** TO DO **
Return every entry exactly.

(Dataset rows describing interfaces)
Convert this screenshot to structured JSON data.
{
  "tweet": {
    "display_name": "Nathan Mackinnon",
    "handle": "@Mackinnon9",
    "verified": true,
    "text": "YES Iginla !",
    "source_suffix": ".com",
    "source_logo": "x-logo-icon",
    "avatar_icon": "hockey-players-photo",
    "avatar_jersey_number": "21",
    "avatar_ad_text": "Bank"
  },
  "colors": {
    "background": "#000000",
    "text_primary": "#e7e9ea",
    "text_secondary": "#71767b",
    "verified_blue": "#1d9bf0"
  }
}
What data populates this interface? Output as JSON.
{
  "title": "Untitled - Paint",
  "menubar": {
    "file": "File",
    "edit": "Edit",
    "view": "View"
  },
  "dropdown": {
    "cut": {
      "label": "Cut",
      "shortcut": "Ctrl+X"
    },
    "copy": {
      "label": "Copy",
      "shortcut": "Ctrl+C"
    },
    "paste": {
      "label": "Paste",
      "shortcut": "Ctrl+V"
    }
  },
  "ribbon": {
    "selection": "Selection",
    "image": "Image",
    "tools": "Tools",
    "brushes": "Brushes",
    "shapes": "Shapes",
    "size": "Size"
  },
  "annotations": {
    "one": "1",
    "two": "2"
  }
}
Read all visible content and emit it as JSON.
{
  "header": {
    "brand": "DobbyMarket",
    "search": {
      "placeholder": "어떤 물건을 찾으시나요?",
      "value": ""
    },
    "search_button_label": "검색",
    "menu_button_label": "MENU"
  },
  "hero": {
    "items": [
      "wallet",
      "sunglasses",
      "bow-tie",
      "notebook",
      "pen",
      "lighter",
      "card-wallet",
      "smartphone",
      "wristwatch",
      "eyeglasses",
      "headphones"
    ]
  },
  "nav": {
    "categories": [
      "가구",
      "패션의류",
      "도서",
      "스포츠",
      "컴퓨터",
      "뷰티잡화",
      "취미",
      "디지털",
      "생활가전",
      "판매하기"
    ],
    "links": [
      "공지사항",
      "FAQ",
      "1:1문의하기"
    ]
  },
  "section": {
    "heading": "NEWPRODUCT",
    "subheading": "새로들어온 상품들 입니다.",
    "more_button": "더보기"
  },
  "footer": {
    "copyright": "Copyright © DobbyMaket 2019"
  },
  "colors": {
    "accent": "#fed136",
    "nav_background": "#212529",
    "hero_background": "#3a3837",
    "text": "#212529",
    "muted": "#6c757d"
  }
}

** RESULT OF THE EXERCISE **
Convert this screenshot to structured JSON data.
{
  "tweet": {
    "display_name": "Nathan Mackinnon",
    "handle": "@Mackinnon9",
    "verified": true,
    "text": "YES Iginla !",
    "source_suffix": ".com",
    "source_logo": "x-logo-icon",
    "avatar_icon": "hockey-players-photo",
    "avatar_jersey_number": "21",
    "avatar_ad_text": "Bank"
  },
  "colors": {
    "background": "#000000",
    "text_primary": "#e7e9ea",
    "text_secondary": "#71767b",
    "verified_blue": "#1d9bf0"
  }
}
What data populates this interface? Output as JSON.
{
  "title": "Untitled - Paint",
  "menubar": {
    "file": "File",
    "edit": "Edit",
    "view": "View"
  },
  "dropdown": {
    "cut": {
      "label": "Cut",
      "shortcut": "Ctrl+X"
    },
    "copy": {
      "label": "Copy",
      "shortcut": "Ctrl+C"
    },
    "paste": {
      "label": "Paste",
      "shortcut": "Ctrl+V"
    }
  },
  "ribbon": {
    "selection": "Selection",
    "image": "Image",
    "tools": "Tools",
    "brushes": "Brushes",
    "shapes": "Shapes",
    "size": "Size"
  },
  "annotations": {
    "one": "1",
    "two": "2"
  }
}
Read all visible content and emit it as JSON.
{
  "header": {
    "brand": "DobbyMarket",
    "search": {
      "placeholder": "어떤 물건을 찾으시나요?",
      "value": ""
    },
    "search_button_label": "검색",
    "menu_button_label": "MENU"
  },
  "hero": {
    "items": [
      "wallet",
      "sunglasses",
      "bow-tie",
      "notebook",
      "pen",
      "lighter",
      "card-wallet",
      "smartphone",
      "wristwatch",
      "eyeglasses",
      "headphones"
    ]
  },
  "nav": {
    "categories": [
      "가구",
      "패션의류",
      "도서",
      "스포츠",
      "컴퓨터",
      "뷰티잡화",
      "취미",
      "디지털",
      "생활가전",
      "판매하기"
    ],
    "links": [
      "공지사항",
      "FAQ",
      "1:1문의하기"
    ]
  },
  "section": {
    "heading": "NEWPRODUCT",
    "subheading": "새로들어온 상품들 입니다.",
    "more_button": "더보기"
  },
  "footer": {
    "copyright": "Copyright © DobbyMaket 2019"
  },
  "colors": {
    "accent": "#fed136",
    "nav_background": "#212529",
    "hero_background": "#3a3837",
    "text": "#212529",
    "muted": "#6c757d"
  }
}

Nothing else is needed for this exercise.